With the final film, Jason Bourne, Greengrass returned to the director’s chair and Damon agreed to come back (paycheck had to be right, I’m sure), though he was significantly greyer and older than his prior films. It was a weak return. Just when we think Bourne has learned everything he needed to know and he could now live comfortably underground as a street brawler for bucks, he is informed that his deceased father knew and did some things for these secret agencies that put Jason on this path of special operations. It doesn’t hold much weight and the payoff is nothing special. Another car chase occurs in Vegas that appears nearly shot for shot similar to what we already saw in Damon’s prior installments.
I wrote in an earlier review of The Bourne Identity, that Matt Damon works so well in the role because he’s such an unexpected surprise. He’s not the muscle guy like Stallone or Schwarzenegger. He comes off common. In the first three films, he’s simply a kid. When you place him in action or see how he gets the drop on a bad guy who is surveilling him, it is so satisfying. The Bourne films work best with the locales they choose to shoot from. Bourne will spy on his pursuers from a rooftop building across the street from where they are. This is inventive filmmaking not just found in the pages of the script. Paul Greengrass strategically shoots his players. Director Doug Liman planted the seeds for this series’ potential (The Bourne Identity), very loosely based on the Robert Ludlum novels with creative adaptations from Tony Gilroy, primarily. Greengrass enhanced the characters and their motivations by use of scenic locales, skillful shaky cameras to make it look like the audience is running at the same pace of Bourne and his adversaries, and quick cut, real time editing. He applied this approach to his 9/11 film United 93. The last two films are good even if they seemingly peter out the series, but overall, the four sequels hold up very well.

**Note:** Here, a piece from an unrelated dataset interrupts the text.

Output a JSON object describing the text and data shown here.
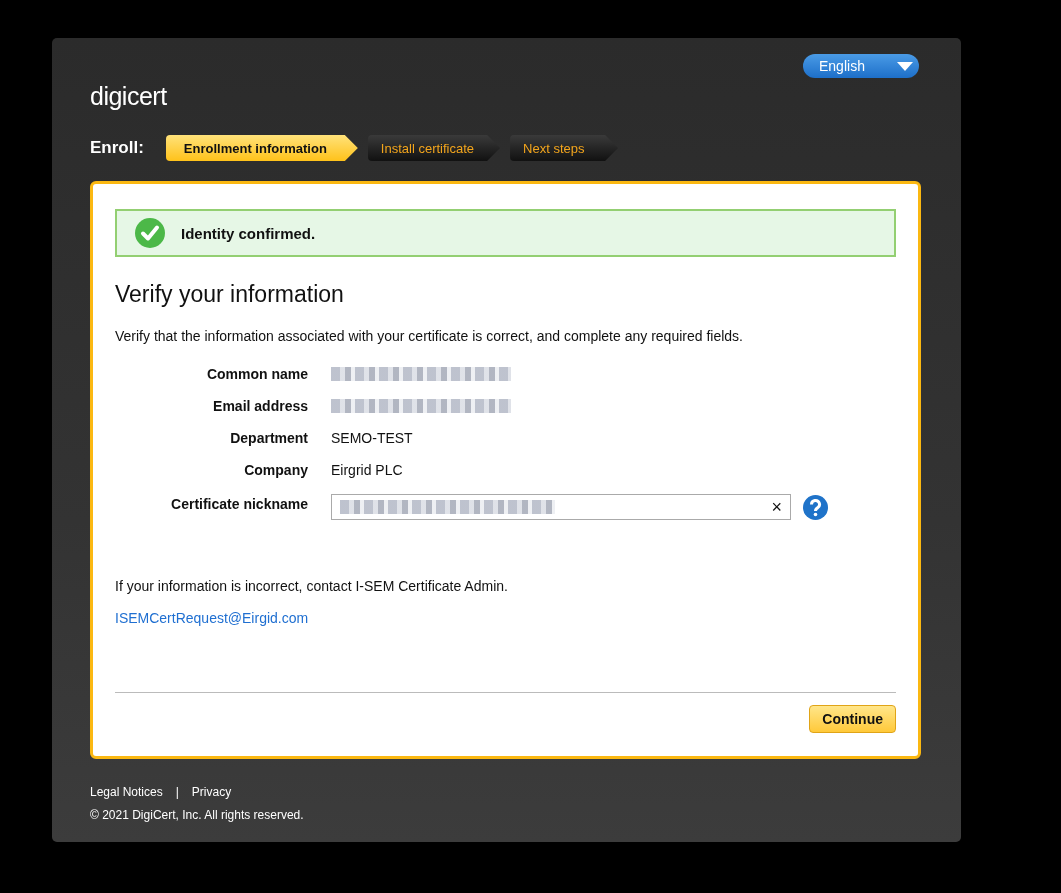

If you’re asking, the best of the series is The Bourne Ultimatum, followed very closely by The Bourne Supremacy. Either way, no matter which film you’re watching, you’re in for a good time when Jason Bourne shows up on the grid.